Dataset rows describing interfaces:
______
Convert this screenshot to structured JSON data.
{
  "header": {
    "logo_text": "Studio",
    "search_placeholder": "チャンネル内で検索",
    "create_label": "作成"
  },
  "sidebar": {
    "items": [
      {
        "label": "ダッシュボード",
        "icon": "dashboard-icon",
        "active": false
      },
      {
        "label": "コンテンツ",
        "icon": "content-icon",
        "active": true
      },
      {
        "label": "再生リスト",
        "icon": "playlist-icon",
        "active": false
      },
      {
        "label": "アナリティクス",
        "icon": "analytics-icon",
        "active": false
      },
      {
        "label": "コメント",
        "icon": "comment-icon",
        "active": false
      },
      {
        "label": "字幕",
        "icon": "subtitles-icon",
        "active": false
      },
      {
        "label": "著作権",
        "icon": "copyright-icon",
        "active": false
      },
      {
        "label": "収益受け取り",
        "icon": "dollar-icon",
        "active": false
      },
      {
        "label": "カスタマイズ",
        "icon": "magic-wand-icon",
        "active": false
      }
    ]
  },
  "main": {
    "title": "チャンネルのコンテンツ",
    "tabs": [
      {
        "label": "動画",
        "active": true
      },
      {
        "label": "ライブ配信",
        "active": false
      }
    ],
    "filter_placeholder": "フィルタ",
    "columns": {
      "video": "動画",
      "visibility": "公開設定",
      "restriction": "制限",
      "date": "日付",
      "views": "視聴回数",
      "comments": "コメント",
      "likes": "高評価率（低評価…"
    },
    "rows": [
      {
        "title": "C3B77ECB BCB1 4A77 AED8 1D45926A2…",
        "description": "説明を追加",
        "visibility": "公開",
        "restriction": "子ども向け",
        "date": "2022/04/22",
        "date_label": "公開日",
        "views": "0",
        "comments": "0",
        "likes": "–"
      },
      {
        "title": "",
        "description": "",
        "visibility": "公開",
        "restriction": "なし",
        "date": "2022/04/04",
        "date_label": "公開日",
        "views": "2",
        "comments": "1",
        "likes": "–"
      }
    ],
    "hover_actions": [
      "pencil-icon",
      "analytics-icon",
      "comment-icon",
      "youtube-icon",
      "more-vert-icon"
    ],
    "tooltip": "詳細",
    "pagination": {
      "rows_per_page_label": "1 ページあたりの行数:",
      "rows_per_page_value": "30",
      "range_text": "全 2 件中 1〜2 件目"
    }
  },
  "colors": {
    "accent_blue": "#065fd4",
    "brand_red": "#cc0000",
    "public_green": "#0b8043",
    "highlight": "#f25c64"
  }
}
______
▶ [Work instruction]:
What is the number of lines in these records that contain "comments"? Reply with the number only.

▶ [Written response]:
3